Food-related proverb of the month

Two related phrases this month.

As keen as mustard. Meaning: very enthusiastic. The phrase dates back to the mid 17th Century, when it had already taken on its current meaning. Mustard had long been considered to be an essential accompaniment to beef in England because it added zest. Keenness + zest = very enthusiastic.

Cut the mustard. Meaning: to succeed; to come up to expectations. Whilst this phrase is relatively recent, first having appeared in print in 1889, its origins are not definitively known. It is not thought to relate to mustard as a plant, even though mustard plants are apparently difficult to cut, being tough and stringy. Rather, a more likely explanation is thought to be as a development of the phrase as keen as mustard, with ‘mustard’ meaning ‘a high standard’ (as in up to mustard) and ‘cutting’ meaning ‘exhibiting’ (as in cutting a fine figure).

In passing, the word ‘mustard’ derives from combining two Latin words: ‘must’ (meaning young wine) and ‘ardens’ (meaning hot). In other words, mustard = hot, young wine. This is because mustard was originally made by combining seeds of certain brassica plants and grape juice into a paste. It is interesting that the plants are named after the condiment rather than the other way round.

Read more food-related proverbs.

Gardening quote of the month

When you take a flower in your hand and really look at it, it’s your world for the moment. I want to give that world to someone else. Most people in the city rush around so they have no time to look at a flower. I want them to see it whether they want to or not.” by Georgia O’Keefe.

Read more quotes.

Joke of the week

Did you hear the joke about the peanut butter? I’m not telling you. You might spread it!

Read more jokes.

Upcoming online events

If you know of any events other than those listed below, email me.

Newly announced events

Open Table are now offering free no waste cooking workshops on Thursday, 9th June, 5.30-6.15pm and Wednesday, 17th June, 6.30-7.15pm. Read more and register on EventBrite.

Dr Rachel Carey, lead of the Foodprint Melbourne research project, will be giving an online lecture entitled sustaining our food supply on Tuesday, 2nd June, 1.30-2pm. Read more details and book.

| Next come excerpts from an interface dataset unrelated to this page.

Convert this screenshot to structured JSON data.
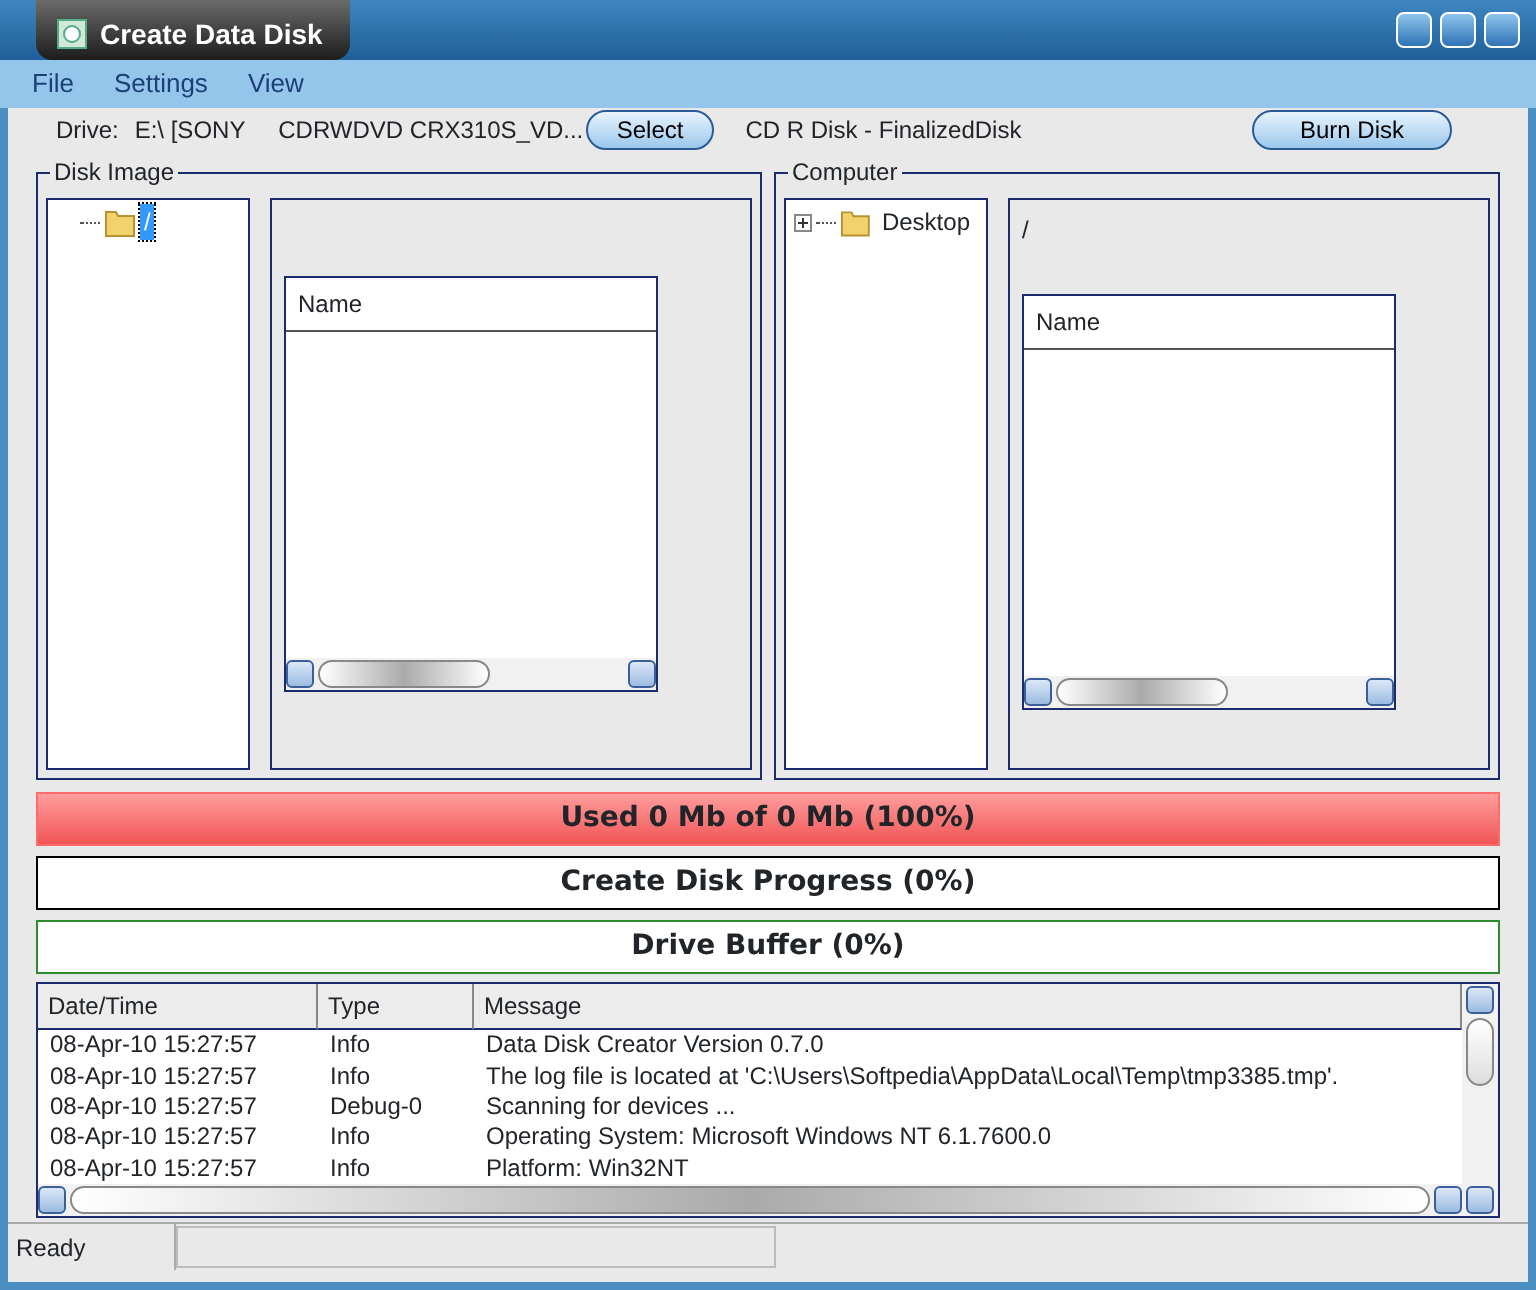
{
  "window": {
    "title": "Create Data Disk"
  },
  "menu": [
    "File",
    "Settings",
    "View"
  ],
  "drive": {
    "label": "Drive:",
    "value": "E:\\ [SONY     CDRWDVD CRX310S_VD...",
    "select_button": "Select",
    "disk_status": "CD R Disk - FinalizedDisk",
    "burn_button": "Burn Disk"
  },
  "panels": [
    {
      "title": "Disk Image",
      "tree": [
        {
          "label": "/",
          "selected": true
        }
      ],
      "list_header": "Name"
    },
    {
      "title": "Computer",
      "tree": [
        {
          "label": "Desktop",
          "selected": false,
          "expanded": false
        }
      ],
      "path": "/",
      "list_header": "Name"
    }
  ],
  "bars": [
    {
      "label": "Used 0 Mb of 0 Mb (100%)",
      "level": 1,
      "color": "#ff6b6b"
    },
    {
      "label": "Create Disk Progress (0%)",
      "color": "#000000"
    },
    {
      "label": "Drive Buffer (0%)",
      "color": "#2e8b2e"
    }
  ],
  "log": {
    "columns": [
      "Date/Time",
      "Type",
      "Message"
    ],
    "rows": [
      [
        "08-Apr-10 15:27:57",
        "Info",
        "Data Disk Creator Version 0.7.0"
      ],
      [
        "08-Apr-10 15:27:57",
        "Info",
        "The log file is located at 'C:\\Users\\Softpedia\\AppData\\Local\\Temp\\tmp3385.tmp'."
      ],
      [
        "08-Apr-10 15:27:57",
        "Debug-0",
        "Scanning for devices ..."
      ],
      [
        "08-Apr-10 15:27:57",
        "Info",
        "Operating System: Microsoft Windows NT 6.1.7600.0"
      ],
      [
        "08-Apr-10 15:27:57",
        "Info",
        "Platform: Win32NT"
      ]
    ]
  },
  "status_bar": "Ready"
}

Maria Ciavarella is giving a series of free webinars on crop rotation & growing garlic (Wednesday, 3rd June, starting 12.30pm), making fast compost & growing asparagus (Wednesday, 10th June, starting 12.30pm) and winter pruning & dividing rhubarb (Wednesday, 17th June, starting 12.30pm).

This year the Melbourne Food and Wine Festival is online. It started on Monday, 25th May and will end on Saturday, 30th May. Read the program.

Previously announced events

Bullen Art and Garden Nursery (BAAG) are now holding weekly classes online on a variety of subjects. The next classes are on pest control with companion planting (Saturday, 30th May, 10.30-11.30am), growing fruit & veggies in small spaces (Saturday, 30th May, 1.30-2.30pm) and compost & worms (Saturday, 30th May, 3.30-4.30pm). $20 per class. Book online at WeTeachMe.

Darebin Council and 3000acres are holding free, online gardening videos every Tuesday at 3pm on the 3000acres Facebook page.

Open Table are now offering their weekly no waste cook club workshops free and online on Saturdays. As well as cooking (which is actually optional), you will learn about food waste and composting. Register on EventBrite.

Sustainable Macleod are producing a series of videos entitled growing tips starring our very own Robin Gale-Baker.

Whitehorse Council are publishing on their Youtube channel a video each Monday at 9am on various aspects of sustainability, including bee hotels (on 15th June) and beeswax wraps (on 22nd June).

CERES have moved some of their classes online.

Newsletter reader Chloe Thomson is doing free, weekly podcasts on gardening for Bunnings.

Pip Magazine (some of whose journalists live in North East Melbourne) are producing a series of videos entitled simple skills for self sufficiency.

Formidable Vegetable are producing a series of videos entitled ‘grow-vid-19’ permaculture pandemic.

Good Life Permaculture are producing a series of videos entitled crisis gardening.

All The Dirt is a weekly podcast about gardening.

Birdlife Australia are giving weekly talks on their Facebook page. The talks can be watched live starting at midday on Thursdays, or as videos afterwards.